## Work to be completed
Please write out each entry exactly as it appears.

## Data for the task
Start of Block

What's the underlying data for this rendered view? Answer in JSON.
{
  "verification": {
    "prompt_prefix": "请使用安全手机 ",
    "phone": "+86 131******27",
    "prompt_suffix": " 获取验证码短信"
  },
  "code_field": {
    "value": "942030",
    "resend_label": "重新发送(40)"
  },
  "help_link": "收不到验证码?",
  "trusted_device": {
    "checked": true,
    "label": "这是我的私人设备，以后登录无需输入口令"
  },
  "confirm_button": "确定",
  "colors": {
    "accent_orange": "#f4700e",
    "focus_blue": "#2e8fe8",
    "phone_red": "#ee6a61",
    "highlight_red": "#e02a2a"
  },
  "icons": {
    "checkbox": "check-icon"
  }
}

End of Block

## Task result
What's the underlying data for this rendered view? Answer in JSON.
{
  "verification": {
    "prompt_prefix": "请使用安全手机 ",
    "phone": "+86 131******27",
    "prompt_suffix": " 获取验证码短信"
  },
  "code_field": {
    "value": "942030",
    "resend_label": "重新发送(40)"
  },
  "help_link": "收不到验证码?",
  "trusted_device": {
    "checked": true,
    "label": "这是我的私人设备，以后登录无需输入口令"
  },
  "confirm_button": "确定",
  "colors": {
    "accent_orange": "#f4700e",
    "focus_blue": "#2e8fe8",
    "phone_red": "#ee6a61",
    "highlight_red": "#e02a2a"
  },
  "icons": {
    "checkbox": "check-icon"
  }
}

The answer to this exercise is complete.